Tax reform and inclusiveness recommended by the OECD
Tax reform is inevitable considering the fiscal pressure that Korea faces especially from the aging population that is shrinking the workforce and weakening tax revenues, the head of the Organization for Economic Cooperation and Development (OECD) said.
He also supported selective support emergency relief grants over general distribution, which the Democratic Party earlier tried to push through.
Angel Gurria, OECD secretary-general, who attended the Korea Development Institute (KDI) forum “What’s Next?” online on Wednesday, said tax reform is imperative considering Korea’s conditions, especially the demographic changes that put larger pressures on public funding.
“An aging population will create upward pressure on public finances through additional pensions, health and long-term care expenditure, while at the same time create downward pressure on tax revenues because fewer people will be active in the labor market, and therefore pay less in personal income tax and social security contributions,” Gurria said. “In light of these fiscal pressures, maintaining the tax-to-GDP ratio at its current low level (26.8 percent in 2018 compared to an OECD average of 33.9 percent) will be challenging and might require smart tax reforms.”
Due to impact of Covid-19 on businesses, tax revenues fell 2.7 percent last year. It was the second consecutive year in which taxes fell and the sharpest decline since the Asian financial crisis in the late 1990s.
The OECD chief stressed that tax system changes should be focused on broadening the base rather than statutory tax rates.
“Tax reforms that increase labor market participation, in particular for women, should be put high on the tax policy agency,” Gurria said.
He also said they should also take into account changes brought about by digitalization of the economy.
The OECD chief said he was in favor of targeted support over the general support for all especially considering Korea’s fiscal pressure.

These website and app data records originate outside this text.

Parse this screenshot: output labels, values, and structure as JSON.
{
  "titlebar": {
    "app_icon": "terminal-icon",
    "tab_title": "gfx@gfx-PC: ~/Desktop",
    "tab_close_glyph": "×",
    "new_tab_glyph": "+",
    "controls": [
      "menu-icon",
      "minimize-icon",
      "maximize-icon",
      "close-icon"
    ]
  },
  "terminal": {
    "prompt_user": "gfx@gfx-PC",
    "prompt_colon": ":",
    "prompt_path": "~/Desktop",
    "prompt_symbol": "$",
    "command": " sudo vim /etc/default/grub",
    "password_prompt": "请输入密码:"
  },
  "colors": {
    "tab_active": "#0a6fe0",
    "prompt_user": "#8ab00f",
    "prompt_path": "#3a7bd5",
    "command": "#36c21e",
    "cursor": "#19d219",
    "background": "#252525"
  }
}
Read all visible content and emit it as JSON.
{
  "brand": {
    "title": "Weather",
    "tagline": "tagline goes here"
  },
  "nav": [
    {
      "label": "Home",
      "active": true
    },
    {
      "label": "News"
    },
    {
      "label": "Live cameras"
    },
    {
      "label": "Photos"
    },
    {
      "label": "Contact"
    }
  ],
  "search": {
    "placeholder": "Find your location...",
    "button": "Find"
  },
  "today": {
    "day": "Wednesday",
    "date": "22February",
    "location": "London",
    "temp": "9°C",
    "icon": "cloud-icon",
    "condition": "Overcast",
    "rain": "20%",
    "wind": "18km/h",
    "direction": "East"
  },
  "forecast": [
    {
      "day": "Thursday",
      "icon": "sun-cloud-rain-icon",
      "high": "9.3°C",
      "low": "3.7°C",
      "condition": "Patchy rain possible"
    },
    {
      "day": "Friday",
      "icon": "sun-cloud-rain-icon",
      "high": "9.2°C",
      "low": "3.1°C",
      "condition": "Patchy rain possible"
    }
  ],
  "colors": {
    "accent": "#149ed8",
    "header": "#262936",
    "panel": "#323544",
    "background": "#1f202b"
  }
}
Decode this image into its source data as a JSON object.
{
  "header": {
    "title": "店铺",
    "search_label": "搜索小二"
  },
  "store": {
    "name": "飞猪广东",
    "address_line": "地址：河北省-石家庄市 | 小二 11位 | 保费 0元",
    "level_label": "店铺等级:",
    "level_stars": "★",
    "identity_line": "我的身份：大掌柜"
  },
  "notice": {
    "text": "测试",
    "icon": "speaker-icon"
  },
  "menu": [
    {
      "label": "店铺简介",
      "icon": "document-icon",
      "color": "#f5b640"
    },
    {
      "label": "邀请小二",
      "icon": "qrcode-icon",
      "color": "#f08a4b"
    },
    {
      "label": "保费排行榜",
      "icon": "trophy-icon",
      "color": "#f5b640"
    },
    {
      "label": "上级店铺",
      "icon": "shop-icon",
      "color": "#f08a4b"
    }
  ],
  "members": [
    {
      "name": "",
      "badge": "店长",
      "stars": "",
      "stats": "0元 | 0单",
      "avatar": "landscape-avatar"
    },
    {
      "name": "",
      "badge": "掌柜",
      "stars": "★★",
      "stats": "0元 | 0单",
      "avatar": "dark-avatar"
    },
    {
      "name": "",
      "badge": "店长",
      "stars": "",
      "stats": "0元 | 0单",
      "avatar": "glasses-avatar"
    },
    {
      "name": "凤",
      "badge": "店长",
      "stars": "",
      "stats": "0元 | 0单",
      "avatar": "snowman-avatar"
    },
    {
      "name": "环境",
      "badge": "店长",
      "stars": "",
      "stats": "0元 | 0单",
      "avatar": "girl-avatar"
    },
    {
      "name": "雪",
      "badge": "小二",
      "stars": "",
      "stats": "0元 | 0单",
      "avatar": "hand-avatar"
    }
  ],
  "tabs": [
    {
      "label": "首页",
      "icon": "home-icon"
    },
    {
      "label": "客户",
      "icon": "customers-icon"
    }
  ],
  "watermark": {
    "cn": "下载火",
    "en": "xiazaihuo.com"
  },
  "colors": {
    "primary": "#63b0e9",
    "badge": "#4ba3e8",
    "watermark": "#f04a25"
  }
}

“It is important to ensure that the public money is spent efficiently, all the more so as Korea is the world’s fastest aging country, which implies considerable upward pressure on public spending going forward,” the OECD chief said.
He added that supports targeted specifically to those in need have a “greater multiplier effects,” including boosting consumption compared to “across-the-board” support.
The ruling DP earlier pressured the Finance Ministry to create a two-track emergency relief fund for targeted groups of struggling small corner shops and low-income households and the general public, similar to the first emergency relief grant distributed in May last year.
Finance Minister Hong Nam-ki opposed the general relief grant citing the risks on fiscal soundness as the four supplementary budgets in combating Covid-19 crisis have already increased the national debt to an all-time record.
The DP finally accepted the argument by Finance Minister Hong and agreed to create a targeted emergency relief grant via a supplementary budget, which will be introduced next month.
Gurria, who praised Korea’s success in defending against Covid-19 last year, raised concerns over the widening gap in the labor market, particularly for those in vulnerable situations, including non-regular workers, women and older workers.
“To counter the risks of a K-shaped recovery, the government should pursue two parallel efforts,” Gurria said. One he proposed was the Korean government working on the segmentation of labor markets and income disparities by strengthening the inclusiveness of social protection systems, such as relaxing eligibility conditions for social security programs and gradual extensions of employment insurance for self-employed.
“Adopt specific policies for under-represented and disadvantaged groups,” Gurria said.
Secondly, the focus should be helping workers, especially those of older ages, to adapt to the rapid changes including digital technologies.
“In Korea, adults with a high level of skills are 45 percent more likely than low-skilled adults to actually participate in training,” Gurria said. “This gap is 5 percentage points higher than the OECD average.”
BY LEE HO-JEONG [firstname.lastname@example.org]